**About this exercise:**
Give back the full data, unchanged and complete.

**Records to use:**
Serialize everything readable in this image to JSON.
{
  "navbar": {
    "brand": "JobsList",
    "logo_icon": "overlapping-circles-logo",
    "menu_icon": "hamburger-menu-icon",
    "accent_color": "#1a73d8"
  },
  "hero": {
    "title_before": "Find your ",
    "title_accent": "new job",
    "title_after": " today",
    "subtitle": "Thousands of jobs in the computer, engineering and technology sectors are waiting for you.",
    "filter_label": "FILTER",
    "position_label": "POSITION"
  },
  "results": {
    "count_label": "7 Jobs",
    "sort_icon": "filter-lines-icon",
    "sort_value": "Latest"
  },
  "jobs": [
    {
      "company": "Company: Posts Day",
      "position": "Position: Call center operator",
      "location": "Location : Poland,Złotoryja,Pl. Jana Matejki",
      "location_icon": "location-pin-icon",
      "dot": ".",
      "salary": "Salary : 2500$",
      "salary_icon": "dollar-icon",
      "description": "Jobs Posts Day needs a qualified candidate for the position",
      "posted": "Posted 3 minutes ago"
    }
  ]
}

**Task output:**
Serialize everything readable in this image to JSON.
{
  "navbar": {
    "brand": "JobsList",
    "logo_icon": "overlapping-circles-logo",
    "menu_icon": "hamburger-menu-icon",
    "accent_color": "#1a73d8"
  },
  "hero": {
    "title_before": "Find your ",
    "title_accent": "new job",
    "title_after": " today",
    "subtitle": "Thousands of jobs in the computer, engineering and technology sectors are waiting for you.",
    "filter_label": "FILTER",
    "position_label": "POSITION"
  },
  "results": {
    "count_label": "7 Jobs",
    "sort_icon": "filter-lines-icon",
    "sort_value": "Latest"
  },
  "jobs": [
    {
      "company": "Company: Posts Day",
      "position": "Position: Call center operator",
      "location": "Location : Poland,Złotoryja,Pl. Jana Matejki",
      "location_icon": "location-pin-icon",
      "dot": ".",
      "salary": "Salary : 2500$",
      "salary_icon": "dollar-icon",
      "description": "Jobs Posts Day needs a qualified candidate for the position",
      "posted": "Posted 3 minutes ago"
    }
  ]
}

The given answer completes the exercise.